With the business of passing out ice cream suddenly upon me, I corralled my crew and headed to a table in the distance. I could see the child from earlier slowly grow agitated as adjustments were made to the mother’s large order. Seeing no reason for him to wait as well, I headed toward her again, hoping to offer him a seat at our table. The place was crowding and while the boy seemed excited, he didn’t appear to be any more trouble than my own as he bounced from display to display. Before I got close enough, she abruptly grabbed his hand and left.
“This is ridiculous – stop making a scene!”
This was said under her breath as she pulled him from the restaurant, averting her eyes from the other patrons as his cries grew louder and his head turned from side to side angrily. It all happened so fast. Upon her departure I caught a glimpse of the Zayn Malik fans, they looked relieved. Though they hadn’t been outright rude, they did seem particularly bothered to be in the presence of a less than well-behaved kid.

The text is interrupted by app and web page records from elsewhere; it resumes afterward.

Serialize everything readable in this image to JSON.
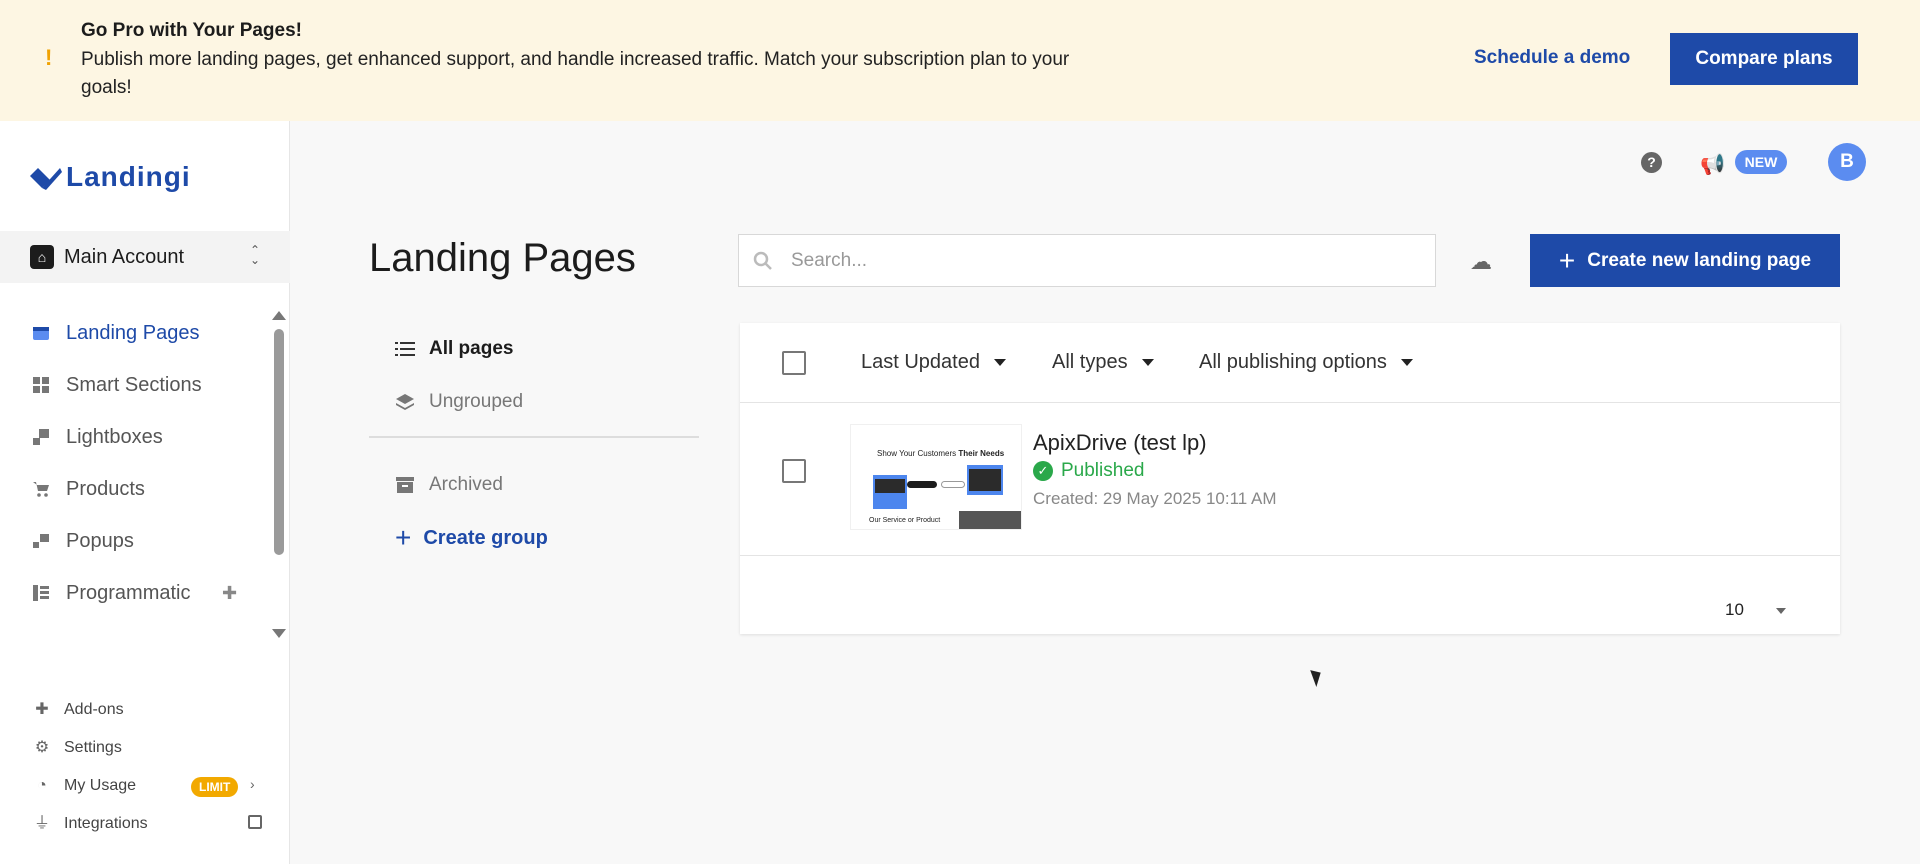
{
  "banner": {
    "title": "Go Pro with Your Pages!",
    "text": "Publish more landing pages, get enhanced support, and handle increased traffic. Match your subscription plan to your goals!",
    "demo_label": "Schedule a demo",
    "compare_label": "Compare plans",
    "accent": "#f0a202"
  },
  "brand": {
    "name": "Landingi",
    "color": "#1e4aa8"
  },
  "account": {
    "name": "Main Account"
  },
  "sidebar": {
    "items": [
      {
        "label": "Landing Pages",
        "icon": "landing-pages-icon",
        "active": true
      },
      {
        "label": "Smart Sections",
        "icon": "smart-sections-icon"
      },
      {
        "label": "Lightboxes",
        "icon": "lightboxes-icon"
      },
      {
        "label": "Products",
        "icon": "cart-icon"
      },
      {
        "label": "Popups",
        "icon": "popups-icon"
      },
      {
        "label": "Programmatic",
        "icon": "programmatic-icon"
      }
    ],
    "bottom": [
      {
        "label": "Add-ons",
        "icon": "puzzle-icon"
      },
      {
        "label": "Settings",
        "icon": "gear-icon"
      },
      {
        "label": "My Usage",
        "icon": "usage-icon",
        "badge": "LIMIT"
      },
      {
        "label": "Integrations",
        "icon": "plug-icon"
      }
    ]
  },
  "topbar": {
    "new_badge": "NEW",
    "avatar_initial": "B"
  },
  "page": {
    "title": "Landing Pages"
  },
  "search": {
    "placeholder": "Search..."
  },
  "create_button": {
    "label": "Create new landing page"
  },
  "groups": {
    "all": "All pages",
    "ungrouped": "Ungrouped",
    "archived": "Archived",
    "create": "Create group"
  },
  "filters": {
    "sort": "Last Updated",
    "types": "All types",
    "publishing": "All publishing options"
  },
  "pages": [
    {
      "name": "ApixDrive (test lp)",
      "status": "Published",
      "created": "Created: 29 May 2025 10:11 AM",
      "thumb_title_start": "Show Your Customers ",
      "thumb_title_bold": "Their Needs",
      "thumb_footer": "Our Service or Product"
    }
  ],
  "pagination": {
    "per_page": "10"
  }
}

I held my breath and thought about how alone that woman had looked, so frustrated and on edge. I wondered if there was anything I could’ve done to help her. My own children sat around me arguing over who could eat the quickest. I realized that, amidst the mess, I was still able to count today as a victory. Sorbet-smeared chins and shredded napkins littered the table, but we’d been ok today. The day prior, found me crying silently over a pot of steamed broccoli. That day there had been too much noise, too many arguments to fix and too much touching. A day when my own children were simply too much and my feelings were too strong. So I understood how the pendulum could swing.
The girls in the ice cream shop had never looked my way but I could see them clear as day. Because they looked just like me.

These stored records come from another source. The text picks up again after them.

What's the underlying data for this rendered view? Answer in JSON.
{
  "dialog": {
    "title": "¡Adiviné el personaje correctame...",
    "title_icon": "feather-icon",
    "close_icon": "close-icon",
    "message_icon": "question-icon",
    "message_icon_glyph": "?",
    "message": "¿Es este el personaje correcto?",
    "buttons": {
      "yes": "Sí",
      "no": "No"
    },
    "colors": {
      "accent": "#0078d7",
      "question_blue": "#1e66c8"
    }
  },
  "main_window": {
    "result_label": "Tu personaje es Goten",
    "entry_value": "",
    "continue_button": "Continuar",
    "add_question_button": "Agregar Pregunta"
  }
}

I remembered the times I’d turned away when I was younger. Unaccustomed to dealing with others’ inconveniences. I remembered being most concerned with looking “together” and bristling when the people around me didn’t look as picture perfect. How I refused to catch another woman’s eye if her child was causing a fuss in public. Or talking to a friend years ago about what she “should” do regarding a serious problem with a long-term boyfriend. The advice I gave as I had no significant other on the horizon. Or how I was the smartest, most knowledgeable parent around…up until the day I gave birth. Oh, how times change.

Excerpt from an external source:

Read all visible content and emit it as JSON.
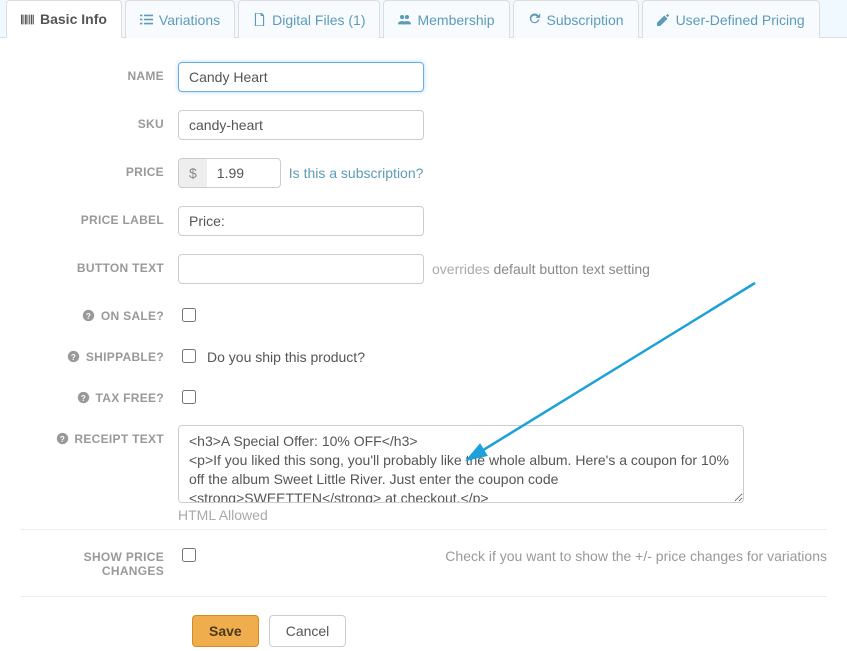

Honestly, I don’t think people judge or, on the flipside, overlook your struggle with malice. I think it’s just easier to talk about or speculate on The Thing without actually being in the moment or Doing the Thing.
Doing the Thing is so much harder. It’s lonely and all of those wise words you’d somehow come up with in advance (when you watched someone else) don’t always work. Being an adult is full of Things. Scary job Things, angry marriage Things, setting out on your own like never before Things. And how-am-I-supposed-to-raise-another-human-being Things. Deep stuff that can leave you drowning.
Parenting itself is such a big crazy Thing. It can spin you around and upside down if you’re not ready. That’s an overwhelming ride to take. I certainly didn’t know that before. But as the days go on, I’m working on figuring out my Thing. I wish that for all of the mommies I come in contact with too. I’ve found that if you just stand back and watch, instead of just talking about (or frowning at) The Things, that you can learn a lot.
So my vow, to you, ice cream shop lady – or grocery store checkout lane lady who’s kid threw down the bread, or dad who’s trying to figure out how to take his daughter to the Women’s bathroom – is even if I mean well, and even if I think I know another way, I’ll support you as you do your Thing. I’ll give you a word if you need it and only if you ask, but if you don’t I’ll try my hardest not to judge.
But if all else fails, know this, you don’t ever have to turn away from me, I’ll be there to let you know that I see you and it’s okay. We’re all just trying to do our Thing.